"'The Natural Advantage of Nations' promises to be a work of inspiring impact, bringing together as it does leading thinkers from business, economics, technology, innovation and the environment to tackle the major challenge of the 21st Century - sustainability."
Dr Steve Morton, Group Chair, Environment and Natural Resources, CSIRO

The Natural Advantage of Nations (Vol. I): Business Opportunities, Innovation and Governance in the 21st Century



References from the Book

1. Raskin, P., Banuri, T., Gallopin, G., Gutman, P., Hammond, A., Kates, R. and Swart, R. (2002) Great Transition The Promise and Lure of the Times Ahead: A Report of the Global Scenario Group, Stockholm Environment Institute.


2. WRI (World Resources Institute) (2000) World Resources: People and Ecosystems: The Fraying Web of Life, WRI, Washington, DC.


3. In the United Kingdom , the Blair Government published a report on how a 60 percent reduction in emissions might be achieved. Stating that the UK 'is likely to face increasingly demanding carbon reduction targets', it concluded: 'Credible scenarios for 2050 can deliver a 60 per cent cut in CO2 emissions, but large changes would be needed both in the energy system and in society'.


4. Turton, H., Ma, J., Saddler, H. and Hamilton, C. (2002) Long-Term Greenhouse Gas Scenarios A Pilot Study of How Australia can Achieve Deep Cuts in Emissions, The Australia Institute No 48.


5. Allen Consulting (2003) Sustainable Energy Jobs Report: A Report for the Sustainable Energy Development Authority, The Allen Consulting Group, Sydney. Economic studies previously had notoriously struggled to factor accurately in energy efficiency and demand management strategies. Hence these more recent studies are significant.


6. ABC News in Science (2001) Species on the Move Due to Global Warming, 6 September.


7. Bright, C. (2000) State of the World Report, Anticipating Environmental Surprise, Worldwatch Institute, Washington, DC, Ch 2, pp22-38.


8. Myers, M. (1995) 'Environmental Unknowns', Science, vol 21, July; Myers, N. (1996a) 'Key Challenges for Biodiversity: Discontinuities and Synergisms', Biodiversity and Conservation, September.


9. Abramovitz, J. and Dunn, S. (1998) Record Year for Weather-Related Disasters, Press Release, 27 November, Worldwatch Institute, Washington, DC.


10. USGCRP (US Global Change Research Program) (1998) Origin, Incidence, and Implications of Amazon Fires, USGCRP Seminar, 30 March.
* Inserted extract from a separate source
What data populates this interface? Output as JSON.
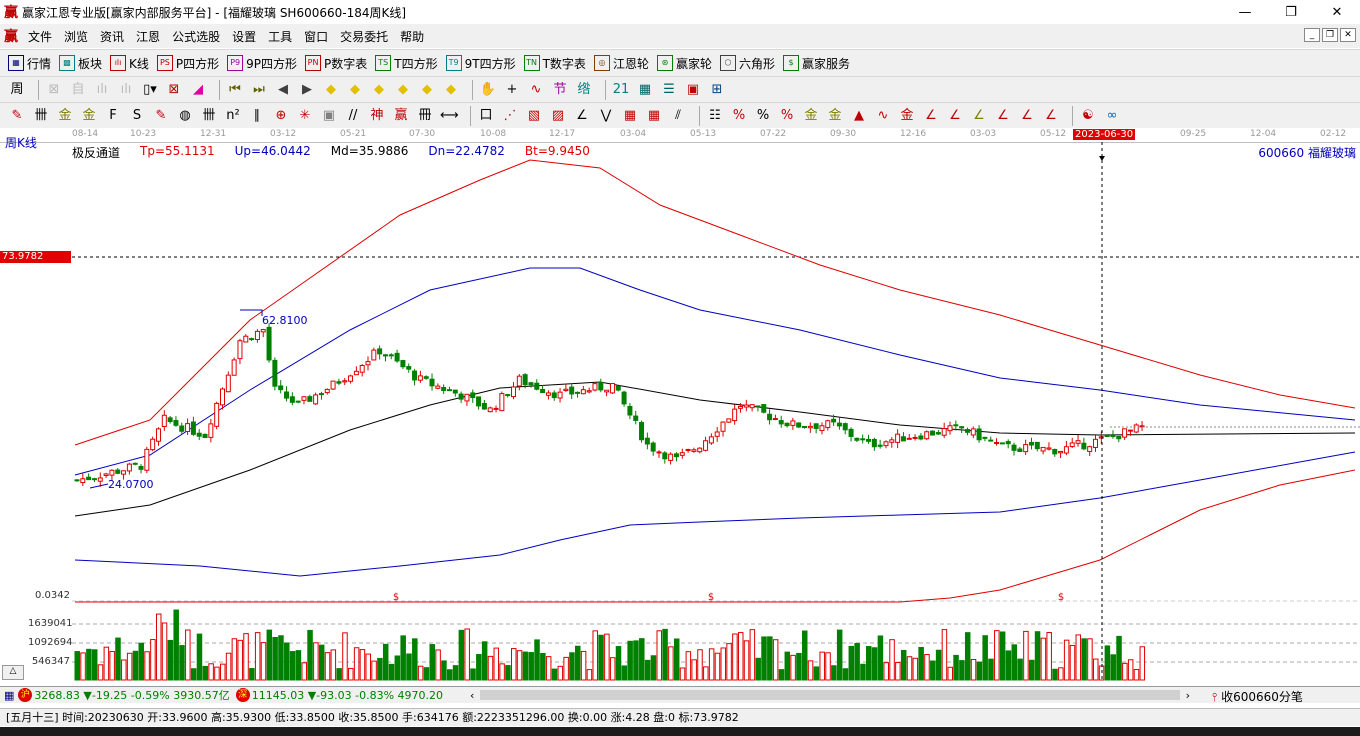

11. Gliessman, S. (1998) Agroecology: Ecological Processes in Sustainable Agriculture, Sleeping Bear Press, Michigan.


12. USGCRP (US Global Change Research Program) (1998) Origin, Incidence, and Implications of Amazon Fires, USGCRP Seminar, 30 March.


13. Tainter, J. (1988) The Collapse of Complex Societies, Cambridge University Press, Cambridge, p133.


14. McNeill, W. (1975) Plagues and Peoples, Anchor/Doubleday, Garden City, NY, p131.


15. CSIRO (2001) Water Limit to Australia 's Economic Growth, CSIRO Media Release, Ref 2001/151, 20 June.


16. ACF (Australian Conservation Foundation) (2000) Natural Advantage: Blueprint for a Sustainable Australia, ACF, Melbourne, Ch 13